** Source material follows **
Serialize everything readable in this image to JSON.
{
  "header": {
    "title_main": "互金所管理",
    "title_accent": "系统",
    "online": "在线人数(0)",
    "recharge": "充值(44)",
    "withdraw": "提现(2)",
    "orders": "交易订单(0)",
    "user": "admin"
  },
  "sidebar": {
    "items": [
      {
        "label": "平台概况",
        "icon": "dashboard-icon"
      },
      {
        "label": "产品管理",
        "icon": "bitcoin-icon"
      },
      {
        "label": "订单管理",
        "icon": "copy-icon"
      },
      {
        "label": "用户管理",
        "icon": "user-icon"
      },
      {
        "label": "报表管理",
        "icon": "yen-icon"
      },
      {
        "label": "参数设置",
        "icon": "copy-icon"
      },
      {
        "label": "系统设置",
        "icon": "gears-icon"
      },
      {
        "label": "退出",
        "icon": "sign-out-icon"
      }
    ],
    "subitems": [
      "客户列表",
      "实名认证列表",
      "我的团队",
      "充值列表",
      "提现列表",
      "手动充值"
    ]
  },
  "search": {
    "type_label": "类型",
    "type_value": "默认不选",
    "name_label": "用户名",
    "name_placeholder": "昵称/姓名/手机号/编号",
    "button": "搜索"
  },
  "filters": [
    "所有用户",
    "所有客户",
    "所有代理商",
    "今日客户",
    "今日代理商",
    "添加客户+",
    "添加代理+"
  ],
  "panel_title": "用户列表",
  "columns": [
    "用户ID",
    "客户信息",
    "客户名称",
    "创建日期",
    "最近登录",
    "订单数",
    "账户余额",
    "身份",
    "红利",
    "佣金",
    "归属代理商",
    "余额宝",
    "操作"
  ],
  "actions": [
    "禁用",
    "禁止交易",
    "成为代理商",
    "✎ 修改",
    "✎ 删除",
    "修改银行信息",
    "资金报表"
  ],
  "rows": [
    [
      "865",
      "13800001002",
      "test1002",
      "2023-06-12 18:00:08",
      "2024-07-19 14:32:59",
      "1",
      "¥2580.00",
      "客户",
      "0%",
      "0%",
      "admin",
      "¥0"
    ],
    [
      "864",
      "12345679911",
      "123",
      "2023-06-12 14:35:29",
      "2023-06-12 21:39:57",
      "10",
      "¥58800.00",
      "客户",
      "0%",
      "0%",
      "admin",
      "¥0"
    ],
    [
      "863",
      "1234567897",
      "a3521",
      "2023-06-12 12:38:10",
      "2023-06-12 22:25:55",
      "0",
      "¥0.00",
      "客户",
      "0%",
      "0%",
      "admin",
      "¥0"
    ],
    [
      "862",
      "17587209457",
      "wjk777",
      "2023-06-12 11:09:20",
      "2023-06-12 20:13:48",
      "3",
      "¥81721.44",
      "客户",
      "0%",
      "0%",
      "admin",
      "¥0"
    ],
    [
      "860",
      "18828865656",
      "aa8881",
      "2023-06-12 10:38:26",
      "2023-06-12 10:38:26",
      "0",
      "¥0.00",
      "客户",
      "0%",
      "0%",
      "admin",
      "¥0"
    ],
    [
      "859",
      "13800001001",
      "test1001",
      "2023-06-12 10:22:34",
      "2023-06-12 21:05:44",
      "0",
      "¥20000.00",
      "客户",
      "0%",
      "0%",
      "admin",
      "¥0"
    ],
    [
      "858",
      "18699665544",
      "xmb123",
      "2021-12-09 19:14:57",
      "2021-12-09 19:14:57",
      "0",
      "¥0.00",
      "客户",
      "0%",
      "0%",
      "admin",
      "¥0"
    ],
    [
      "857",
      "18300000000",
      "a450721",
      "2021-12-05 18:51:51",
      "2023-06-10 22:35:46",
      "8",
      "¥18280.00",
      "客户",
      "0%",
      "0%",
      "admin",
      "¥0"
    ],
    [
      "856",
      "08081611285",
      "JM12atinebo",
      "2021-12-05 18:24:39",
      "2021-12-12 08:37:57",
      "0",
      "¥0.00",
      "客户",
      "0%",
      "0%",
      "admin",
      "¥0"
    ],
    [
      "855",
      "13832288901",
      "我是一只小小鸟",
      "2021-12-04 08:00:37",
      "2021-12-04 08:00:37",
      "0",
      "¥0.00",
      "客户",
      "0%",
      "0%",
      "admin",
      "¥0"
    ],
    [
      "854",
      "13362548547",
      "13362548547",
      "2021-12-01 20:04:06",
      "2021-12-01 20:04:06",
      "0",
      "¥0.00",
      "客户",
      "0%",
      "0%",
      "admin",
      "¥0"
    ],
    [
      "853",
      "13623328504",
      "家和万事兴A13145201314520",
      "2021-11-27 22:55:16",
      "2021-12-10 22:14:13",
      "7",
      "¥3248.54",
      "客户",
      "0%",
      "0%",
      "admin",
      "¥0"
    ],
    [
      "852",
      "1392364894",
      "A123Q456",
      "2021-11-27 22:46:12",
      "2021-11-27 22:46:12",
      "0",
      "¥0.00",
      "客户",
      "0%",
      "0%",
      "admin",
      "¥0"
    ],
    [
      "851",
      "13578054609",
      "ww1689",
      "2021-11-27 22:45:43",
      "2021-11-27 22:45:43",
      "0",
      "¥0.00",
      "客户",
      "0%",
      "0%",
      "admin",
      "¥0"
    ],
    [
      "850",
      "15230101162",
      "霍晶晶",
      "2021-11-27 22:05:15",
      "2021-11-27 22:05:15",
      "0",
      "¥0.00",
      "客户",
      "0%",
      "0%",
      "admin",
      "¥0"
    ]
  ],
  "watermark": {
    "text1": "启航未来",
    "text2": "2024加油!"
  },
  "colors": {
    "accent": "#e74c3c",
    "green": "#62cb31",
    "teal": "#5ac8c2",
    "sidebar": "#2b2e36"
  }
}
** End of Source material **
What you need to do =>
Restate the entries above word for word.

Finished exercise =>
Serialize everything readable in this image to JSON.
{
  "header": {
    "title_main": "互金所管理",
    "title_accent": "系统",
    "online": "在线人数(0)",
    "recharge": "充值(44)",
    "withdraw": "提现(2)",
    "orders": "交易订单(0)",
    "user": "admin"
  },
  "sidebar": {
    "items": [
      {
        "label": "平台概况",
        "icon": "dashboard-icon"
      },
      {
        "label": "产品管理",
        "icon": "bitcoin-icon"
      },
      {
        "label": "订单管理",
        "icon": "copy-icon"
      },
      {
        "label": "用户管理",
        "icon": "user-icon"
      },
      {
        "label": "报表管理",
        "icon": "yen-icon"
      },
      {
        "label": "参数设置",
        "icon": "copy-icon"
      },
      {
        "label": "系统设置",
        "icon": "gears-icon"
      },
      {
        "label": "退出",
        "icon": "sign-out-icon"
      }
    ],
    "subitems": [
      "客户列表",
      "实名认证列表",
      "我的团队",
      "充值列表",
      "提现列表",
      "手动充值"
    ]
  },
  "search": {
    "type_label": "类型",
    "type_value": "默认不选",
    "name_label": "用户名",
    "name_placeholder": "昵称/姓名/手机号/编号",
    "button": "搜索"
  },
  "filters": [
    "所有用户",
    "所有客户",
    "所有代理商",
    "今日客户",
    "今日代理商",
    "添加客户+",
    "添加代理+"
  ],
  "panel_title": "用户列表",
  "columns": [
    "用户ID",
    "客户信息",
    "客户名称",
    "创建日期",
    "最近登录",
    "订单数",
    "账户余额",
    "身份",
    "红利",
    "佣金",
    "归属代理商",
    "余额宝",
    "操作"
  ],
  "actions": [
    "禁用",
    "禁止交易",
    "成为代理商",
    "✎ 修改",
    "✎ 删除",
    "修改银行信息",
    "资金报表"
  ],
  "rows": [
    [
      "865",
      "13800001002",
      "test1002",
      "2023-06-12 18:00:08",
      "2024-07-19 14:32:59",
      "1",
      "¥2580.00",
      "客户",
      "0%",
      "0%",
      "admin",
      "¥0"
    ],
    [
      "864",
      "12345679911",
      "123",
      "2023-06-12 14:35:29",
      "2023-06-12 21:39:57",
      "10",
      "¥58800.00",
      "客户",
      "0%",
      "0%",
      "admin",
      "¥0"
    ],
    [
      "863",
      "1234567897",
      "a3521",
      "2023-06-12 12:38:10",
      "2023-06-12 22:25:55",
      "0",
      "¥0.00",
      "客户",
      "0%",
      "0%",
      "admin",
      "¥0"
    ],
    [
      "862",
      "17587209457",
      "wjk777",
      "2023-06-12 11:09:20",
      "2023-06-12 20:13:48",
      "3",
      "¥81721.44",
      "客户",
      "0%",
      "0%",
      "admin",
      "¥0"
    ],
    [
      "860",
      "18828865656",
      "aa8881",
      "2023-06-12 10:38:26",
      "2023-06-12 10:38:26",
      "0",
      "¥0.00",
      "客户",
      "0%",
      "0%",
      "admin",
      "¥0"
    ],
    [
      "859",
      "13800001001",
      "test1001",
      "2023-06-12 10:22:34",
      "2023-06-12 21:05:44",
      "0",
      "¥20000.00",
      "客户",
      "0%",
      "0%",
      "admin",
      "¥0"
    ],
    [
      "858",
      "18699665544",
      "xmb123",
      "2021-12-09 19:14:57",
      "2021-12-09 19:14:57",
      "0",
      "¥0.00",
      "客户",
      "0%",
      "0%",
      "admin",
      "¥0"
    ],
    [
      "857",
      "18300000000",
      "a450721",
      "2021-12-05 18:51:51",
      "2023-06-10 22:35:46",
      "8",
      "¥18280.00",
      "客户",
      "0%",
      "0%",
      "admin",
      "¥0"
    ],
    [
      "856",
      "08081611285",
      "JM12atinebo",
      "2021-12-05 18:24:39",
      "2021-12-12 08:37:57",
      "0",
      "¥0.00",
      "客户",
      "0%",
      "0%",
      "admin",
      "¥0"
    ],
    [
      "855",
      "13832288901",
      "我是一只小小鸟",
      "2021-12-04 08:00:37",
      "2021-12-04 08:00:37",
      "0",
      "¥0.00",
      "客户",
      "0%",
      "0%",
      "admin",
      "¥0"
    ],
    [
      "854",
      "13362548547",
      "13362548547",
      "2021-12-01 20:04:06",
      "2021-12-01 20:04:06",
      "0",
      "¥0.00",
      "客户",
      "0%",
      "0%",
      "admin",
      "¥0"
    ],
    [
      "853",
      "13623328504",
      "家和万事兴A13145201314520",
      "2021-11-27 22:55:16",
      "2021-12-10 22:14:13",
      "7",
      "¥3248.54",
      "客户",
      "0%",
      "0%",
      "admin",
      "¥0"
    ],
    [
      "852",
      "1392364894",
      "A123Q456",
      "2021-11-27 22:46:12",
      "2021-11-27 22:46:12",
      "0",
      "¥0.00",
      "客户",
      "0%",
      "0%",
      "admin",
      "¥0"
    ],
    [
      "851",
      "13578054609",
      "ww1689",
      "2021-11-27 22:45:43",
      "2021-11-27 22:45:43",
      "0",
      "¥0.00",
      "客户",
      "0%",
      "0%",
      "admin",
      "¥0"
    ],
    [
      "850",
      "15230101162",
      "霍晶晶",
      "2021-11-27 22:05:15",
      "2021-11-27 22:05:15",
      "0",
      "¥0.00",
      "客户",
      "0%",
      "0%",
      "admin",
      "¥0"
    ]
  ],
  "watermark": {
    "text1": "启航未来",
    "text2": "2024加油!"
  },
  "colors": {
    "accent": "#e74c3c",
    "green": "#62cb31",
    "teal": "#5ac8c2",
    "sidebar": "#2b2e36"
  }
}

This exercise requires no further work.